Bristol Bay Area Health Corporation P.O. Box130 Dillingham, Alaska 99576 Lecia Scotford, MD, MHA; firstname.lastname@example.org Executive Vice-President and Chief Operations Officer Testimony for the House Natural Resources Subcommittee on Indian, Insular and Alaska Native Affairs regarding H.R. 4289 May 18, 2016 The Bristol Bay Area Health Corporation (BBAHC) is pleased to appear before this Subcommittee in support of H.R. 4289, legislation introduced by Representative Don Young which would require the Secretary of Health and Human Services to transfer certain Indian Health Service (IHS) property to BBAHC by warranty deed. The property is critically important to BBAHC’s construction and operation of a new free-standing dental clinic.
The ISDEAA and BBAHC’s agreements with the IHS give BBAHC the right to acquire fee title to all federal property that BBAHC uses to provide these health services. BBAHC requested that IHS transfer legal title to a 1.474 acre parcel of land within the Kanakanak Hospital compound so that BBAHC could use non-IHS funds to construct a new, larger dental facility on the transferred parcel. While the IHS agreed to the transfer, IHS treated the transfer as a discretionary donation of excess property under the Federal Property and Administrative Services Act (FPASA) and GSA regulations. Using FPASA and GSA rules allows the IHS to transfer the property by quitclaim deed and include whatever terms and conditions IHS wants in the deed.
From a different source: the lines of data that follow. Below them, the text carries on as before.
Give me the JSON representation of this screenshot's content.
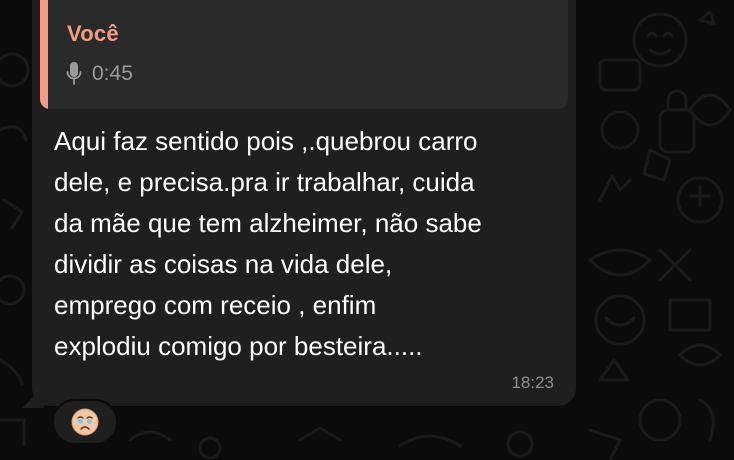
{
  "quoted_message": {
    "author": "Você",
    "type_icon": "microphone-icon",
    "duration": "0:45",
    "accent_color": "#f49b86"
  },
  "message": {
    "text": "Aqui faz sentido pois ,.quebrou carro\ndele, e precisa.pra ir trabalhar, cuida\nda mãe que tem alzheimer, não sabe\ndividir as coisas na vida dele,\nemprego com receio , enfim\nexplodiu comigo por besteira.....",
    "time": "18:23"
  },
  "reaction": {
    "emoji_name": "crying-face-emoji"
  },
  "colors": {
    "background": "#0b0b0b",
    "bubble": "#1f1f1f",
    "quote_background": "#2a2a2a"
  }
}
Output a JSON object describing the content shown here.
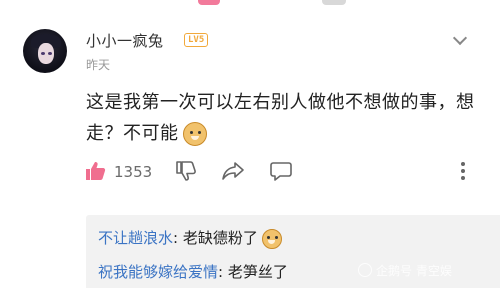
{
  "comment": {
    "username": "小小一疯兔",
    "level_badge": "LV5",
    "time": "昨天",
    "text": "这是我第一次可以左右别人做他不想做的事，想走？不可能",
    "emoji_icon": "doge-icon",
    "likes": "1353"
  },
  "replies": [
    {
      "author": "不让趟浪水",
      "separator": ": ",
      "text": "老缺德粉了",
      "emoji_icon": "doge-icon"
    },
    {
      "author": "祝我能够嫁给爱情",
      "separator": ": ",
      "text": "老笋丝了"
    }
  ],
  "watermark": {
    "text": "企鹅号 青空娱"
  },
  "colors": {
    "accent_blue": "#3b74c4",
    "like_pink": "#f06e8f",
    "badge_orange": "#f2a93b"
  }
}
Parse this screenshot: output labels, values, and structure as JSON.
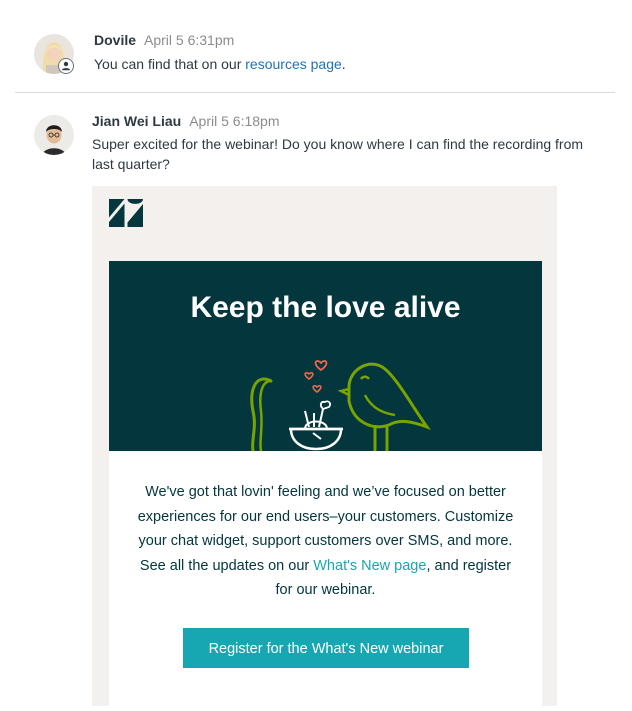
{
  "messages": [
    {
      "author": "Dovile",
      "timestamp": "April 5 6:31pm",
      "text_before": "You can find that on our ",
      "link_text": "resources page",
      "text_after": "."
    },
    {
      "author": "Jian Wei Liau",
      "timestamp": "April 5 6:18pm",
      "text": "Super excited for the webinar! Do you know where I can find the recording from last quarter?"
    }
  ],
  "email": {
    "logo_icon": "zendesk-logo-icon",
    "hero_title": "Keep the love alive",
    "body_before": "We've got that lovin' feeling and we’ve focused on better experiences for our end users–your customers. Customize your chat widget, support customers over SMS, and more. See all the updates on our ",
    "body_link": "What's New page",
    "body_after": ", and register for our webinar.",
    "cta_label": "Register for the What's New webinar"
  },
  "colors": {
    "accent_link": "#1f73b7",
    "teal": "#17a7b3",
    "hero_bg": "#03363d",
    "email_bg": "#f3f0ed",
    "bird_green": "#78a300",
    "heart": "#eb6651"
  }
}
Even if BBAHC were to use its own funds or other third party funds, the quitclaim deed requires IHS permission for any major change or improvement in the property. IHS justifies its position by claiming that all transfers of federal property to ISDEAA contractors and compactors must be made under the FPASA and GSA rules. This position, however, is contrary to the GSA regulations at 41 C.F.R. § 102-75.110, exempting transfers of real property from the FPASA and GSA rules if the transfer is authorized by a special statute that directs or requires an Executive agency to transfer or convey title to specifically described real property in accordance with the provisions of the statute.
The Secretary will retain any and all liability for environmental contamination in existence on the property prior to the transfer of title to BBAHC. Language is included to provide the Secretary with and easement and access to the property as reasonably necessary to satisfy any retained obligation or liability of the Secretary. Finally, the Secretary must comply with the notice of hazardous substance activity and warranty requirements of the Comprehensive Environmental Response, Compensation, and Liability Act (CERCLA).
According to a study conducted by Canada health infoway the average time to book an appointment on phone is 2.7 minutes. A dental hospital gets approx 100k calls annually, it represents around 4500 hours per year. This process gradually giving space to the concept of online appointment booking. Lecia Scotford is a results oriented and experienced healthcare strategic planner. Skilled in communication, performance optimization, interpersonal ssing and implementing dynamic changes effortlessly.